Senate should up 2006 e-gov, Census funding: White House
- By Mary Mosquera
- Sep 09, 2005
Senate plans to reduce requested Census Bureau 2006 funding would suspend the American Community Survey and increase the cost of the next decennial census, the White House said in a Statement of Administration Policy.
The bureau's American Community Survey is a new short-form nationwide survey that will replace the long paper form that citizens have had to complete for previous censuses.
Funding for the Commerce Department as a whole was more than $1.1 billion greater than President Bush's request. The administration said it was opposed to the overall funding level in the Senate-reported Commerce, Justice and Science appropriations bill.
Senate funding for Census would be $725.4 million, which is $150 million, or 17 percent, below the administration budget request and $17.4 million lower than last year's appropriation.
'Timely and accurate Census data are necessary for decision-makers at every level of government for budgetary and planning purposes, and in recovery efforts for crisis situations,' said the SAP, which comes out of the Office of Management and Budget.
The administration also urged the Senate to fund the President's E-Government Initiatives. 'The Senate bill contradicts current statutory requirements for the executive branch to reduce duplication and increase efficiency in government-wide IT investments,' the SAP said.
The bill also creates unnecessary executive branch management challenges and denies savings for taxpayers, the administration said. The bill provides no funds for the National Oceanic and Atmospheric Administration to contribute to Commerce-wide e-government activities and exempts the International Trade Administration from guidance that promotes cost recovery.
In other parts of the bill, the SAP said the departmental management account at Commerce is insufficient to absorb the cost of its technology administration.

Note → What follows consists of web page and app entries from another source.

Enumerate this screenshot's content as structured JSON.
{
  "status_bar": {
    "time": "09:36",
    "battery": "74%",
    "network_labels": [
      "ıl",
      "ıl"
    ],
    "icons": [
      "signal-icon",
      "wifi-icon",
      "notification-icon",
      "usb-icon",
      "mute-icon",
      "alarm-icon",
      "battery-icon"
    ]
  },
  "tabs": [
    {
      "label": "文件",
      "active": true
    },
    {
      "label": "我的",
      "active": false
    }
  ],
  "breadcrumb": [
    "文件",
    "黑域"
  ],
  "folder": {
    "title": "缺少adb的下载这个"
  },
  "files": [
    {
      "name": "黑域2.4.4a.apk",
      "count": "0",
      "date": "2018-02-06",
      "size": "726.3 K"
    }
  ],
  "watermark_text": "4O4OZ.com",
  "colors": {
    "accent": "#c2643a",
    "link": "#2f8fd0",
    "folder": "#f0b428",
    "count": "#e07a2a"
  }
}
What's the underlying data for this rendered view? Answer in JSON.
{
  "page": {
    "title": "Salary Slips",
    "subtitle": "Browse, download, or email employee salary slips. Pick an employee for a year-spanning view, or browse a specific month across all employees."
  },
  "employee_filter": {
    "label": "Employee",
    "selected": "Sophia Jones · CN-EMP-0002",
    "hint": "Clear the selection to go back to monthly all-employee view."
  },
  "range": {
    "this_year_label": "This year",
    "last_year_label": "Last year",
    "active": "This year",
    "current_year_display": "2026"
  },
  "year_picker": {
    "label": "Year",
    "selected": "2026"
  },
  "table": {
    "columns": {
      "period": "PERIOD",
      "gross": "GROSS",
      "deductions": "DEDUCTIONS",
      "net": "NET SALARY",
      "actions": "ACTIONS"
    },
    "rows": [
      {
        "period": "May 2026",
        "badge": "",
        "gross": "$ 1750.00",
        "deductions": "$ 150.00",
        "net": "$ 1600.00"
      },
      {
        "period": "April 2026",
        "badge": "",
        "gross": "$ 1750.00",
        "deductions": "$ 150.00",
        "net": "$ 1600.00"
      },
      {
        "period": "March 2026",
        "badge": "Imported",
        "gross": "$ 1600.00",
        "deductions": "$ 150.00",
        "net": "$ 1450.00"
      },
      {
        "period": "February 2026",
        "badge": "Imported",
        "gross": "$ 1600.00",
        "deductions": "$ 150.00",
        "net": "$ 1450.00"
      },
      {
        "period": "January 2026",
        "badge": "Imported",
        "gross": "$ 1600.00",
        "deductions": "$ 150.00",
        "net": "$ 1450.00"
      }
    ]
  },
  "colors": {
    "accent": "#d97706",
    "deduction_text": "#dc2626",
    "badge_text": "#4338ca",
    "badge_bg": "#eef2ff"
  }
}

The president requested $53.5 million, but the Senate recommended $49.6 million, which was still $2.1 million more than last year's appropriation.
Mary Mosquera is a reporter for Federal Computer Week.